This page needs to be proofread.




political reasons by the Turkish Government. The whole Albanian nation possibly numbers from 1,500,000 to 1,600,000. The Greeks, whose immigration from Asia Minor took place in pre-historic times, are, next to the Albanians, the oldest race in the Peninsula. Their maritime and commercial instincts have led them from the

San Stefano Treaty. Frontiers m 1856.

earliest times to found settlements on the sea-coast and the islands. They inhabit the Black Sea littoral from Varna to the Bosphorus, the shores of the Sea of Marmora and the Aegean, the archipelago of the latter sea, the mainland of Greece, Epirus, and the western islands as far north as Corfu. In Constantinople they probably
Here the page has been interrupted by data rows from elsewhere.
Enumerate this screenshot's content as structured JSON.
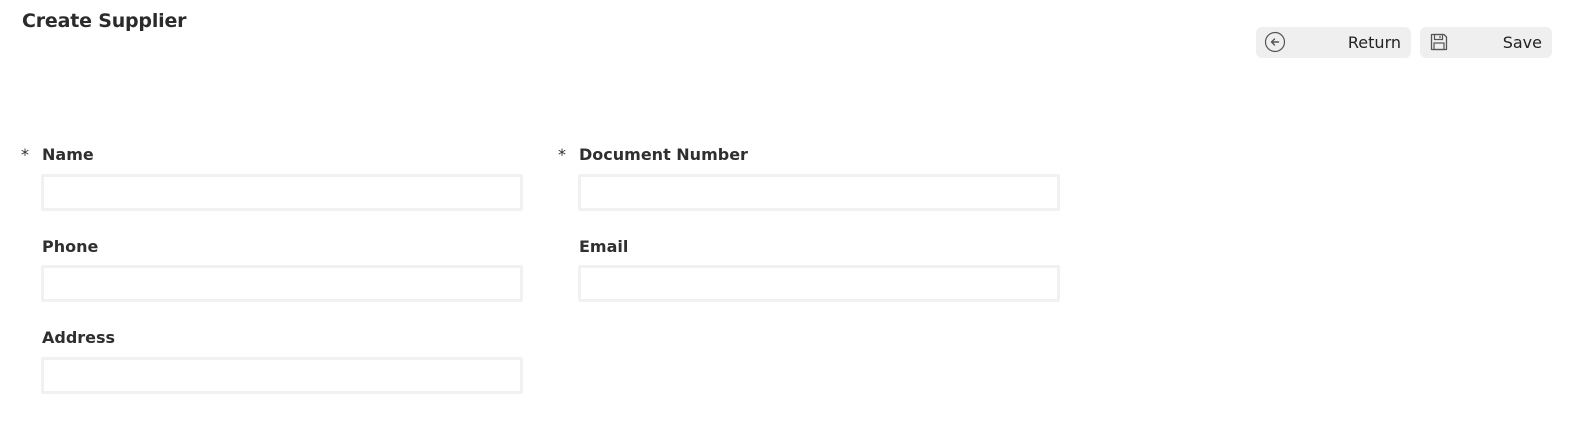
{
  "header": {
    "title": "Create Supplier"
  },
  "toolbar": {
    "return_label": "Return",
    "return_icon": "arrow-left-circle-icon",
    "save_label": "Save",
    "save_icon": "floppy-disk-icon"
  },
  "form": {
    "required_marker": "*",
    "fields": {
      "name": {
        "label": "Name",
        "value": "",
        "required": true
      },
      "document_number": {
        "label": "Document Number",
        "value": "",
        "required": true
      },
      "phone": {
        "label": "Phone",
        "value": "",
        "required": false
      },
      "email": {
        "label": "Email",
        "value": "",
        "required": false
      },
      "address": {
        "label": "Address",
        "value": "",
        "required": false
      }
    }
  },
  "colors": {
    "button_bg": "#efefef",
    "input_border": "#f1f1f1",
    "text": "#2b2b2b"
  }
}
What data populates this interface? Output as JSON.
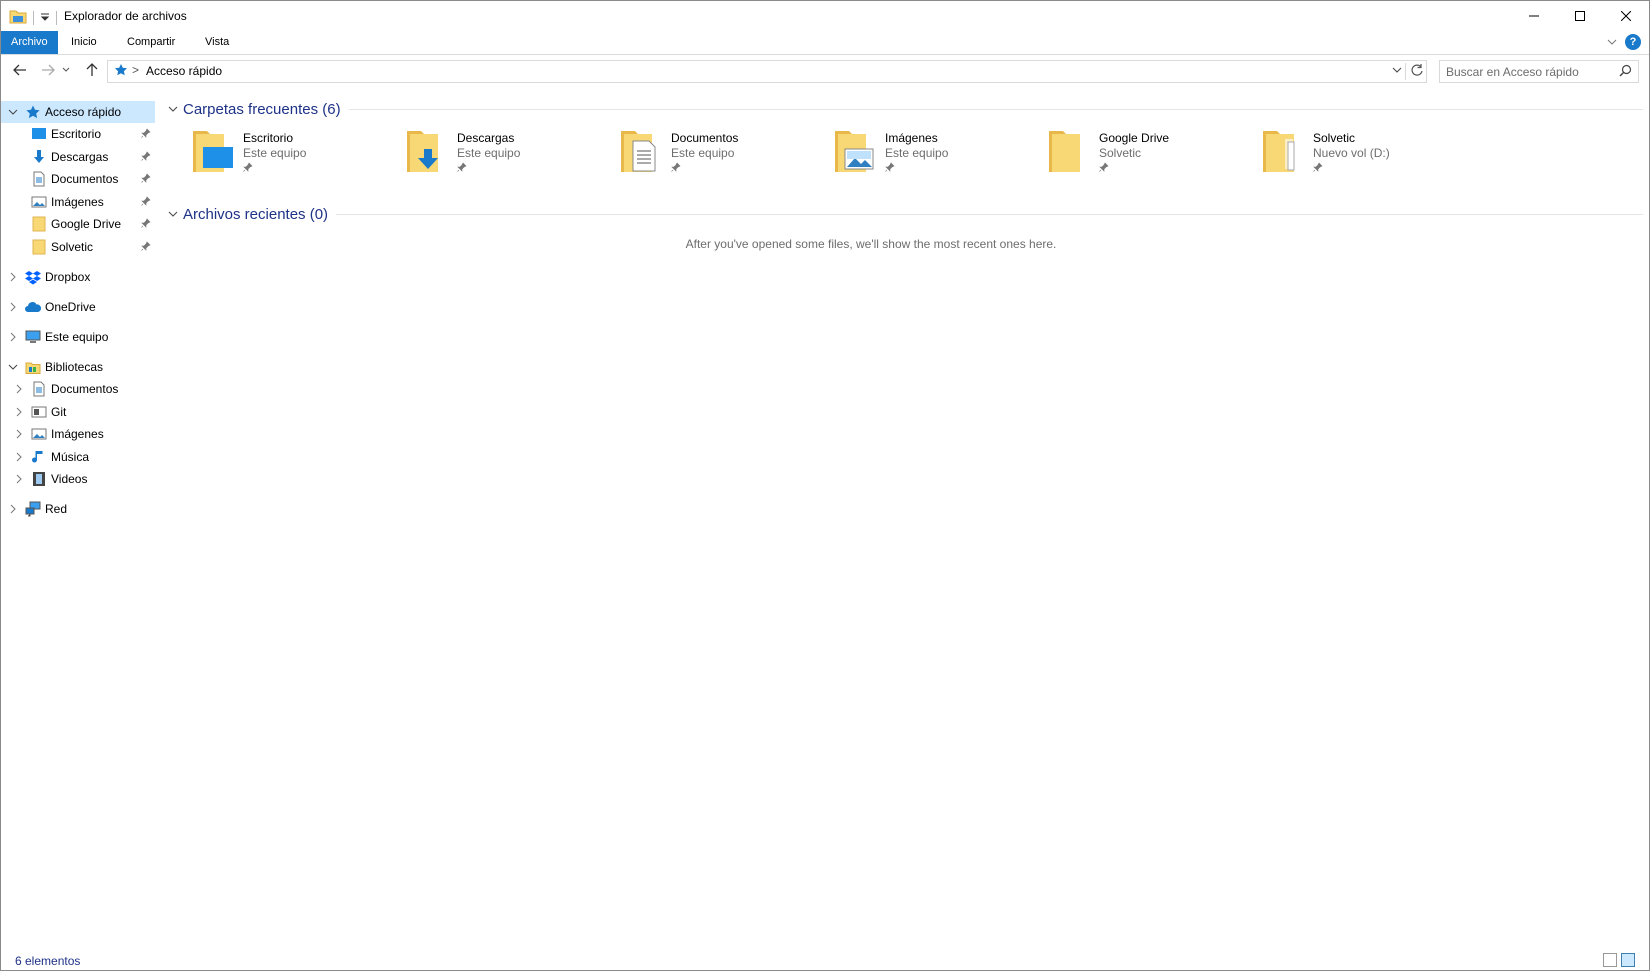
{
  "window": {
    "title": "Explorador de archivos"
  },
  "ribbon": {
    "tabs": [
      {
        "label": "Archivo",
        "active": true
      },
      {
        "label": "Inicio",
        "active": false
      },
      {
        "label": "Compartir",
        "active": false
      },
      {
        "label": "Vista",
        "active": false
      }
    ],
    "help_label": "?"
  },
  "navbar": {
    "address": {
      "crumb": "Acceso rápido",
      "separator": ">"
    },
    "search": {
      "placeholder": "Buscar en Acceso rápido"
    }
  },
  "sidebar": {
    "quick_access": {
      "label": "Acceso rápido",
      "items": [
        {
          "label": "Escritorio",
          "icon": "desktop-icon"
        },
        {
          "label": "Descargas",
          "icon": "downloads-icon"
        },
        {
          "label": "Documentos",
          "icon": "documents-icon"
        },
        {
          "label": "Imágenes",
          "icon": "pictures-icon"
        },
        {
          "label": "Google Drive",
          "icon": "folder-icon"
        },
        {
          "label": "Solvetic",
          "icon": "folder-icon"
        }
      ]
    },
    "roots": [
      {
        "label": "Dropbox",
        "icon": "dropbox-icon"
      },
      {
        "label": "OneDrive",
        "icon": "onedrive-icon"
      },
      {
        "label": "Este equipo",
        "icon": "computer-icon"
      }
    ],
    "libraries": {
      "label": "Bibliotecas",
      "items": [
        {
          "label": "Documentos",
          "icon": "documents-icon"
        },
        {
          "label": "Git",
          "icon": "git-icon"
        },
        {
          "label": "Imágenes",
          "icon": "pictures-icon"
        },
        {
          "label": "Música",
          "icon": "music-icon"
        },
        {
          "label": "Videos",
          "icon": "videos-icon"
        }
      ]
    },
    "network": {
      "label": "Red",
      "icon": "network-icon"
    }
  },
  "content": {
    "frequent": {
      "title": "Carpetas frecuentes (6)",
      "folders": [
        {
          "name": "Escritorio",
          "location": "Este equipo",
          "icon": "desktop-folder-icon"
        },
        {
          "name": "Descargas",
          "location": "Este equipo",
          "icon": "downloads-folder-icon"
        },
        {
          "name": "Documentos",
          "location": "Este equipo",
          "icon": "documents-folder-icon"
        },
        {
          "name": "Imágenes",
          "location": "Este equipo",
          "icon": "pictures-folder-icon"
        },
        {
          "name": "Google Drive",
          "location": "Solvetic",
          "icon": "folder-icon"
        },
        {
          "name": "Solvetic",
          "location": "Nuevo vol (D:)",
          "icon": "folder-icon"
        }
      ]
    },
    "recent": {
      "title": "Archivos recientes (0)",
      "empty_message": "After you've opened some files, we'll show the most recent ones here."
    }
  },
  "status": {
    "count": "6 elementos"
  },
  "colors": {
    "accent": "#1979ca",
    "selection": "#cce8ff",
    "group_title": "#1e3287",
    "folder": "#f8d775",
    "folder_dark": "#e8b84a"
  }
}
Ceded to Greece in 1881 [ Restored Co Turkey in 1886

Sketch Map of the Balkan Peninsula. and gypsies. The Armenians, like the Greeks, congregate exceed 300 000. They are seldom found in large numbers at any Jews, the principal centres of trade, especially at Constantinople; great distance from the sea except in the principal towns and com- in their numbers greatly reduced by the massacres of 1896. 1 He mercial centres, such as Adrianople, Braila, Galadz, and Philip- Jews are most were numerous the Rumanian towns and at haloniEa, popolis, and in detached colonies at Melnik, Stammaka, Kavakh, where they form half theinpopulation: the Rumanian Jews belong Negush, and elsewhere. The Greek inhabitants of the Peninsula to the Ashkenazim, the Macedonian and Bulgarian to the bephardim. and adjacent islands probably number 4,500,000. The remainder The gypsies are scattered widely throughout the Peninsula ; tliey of the population is for the most part composed of Armenians,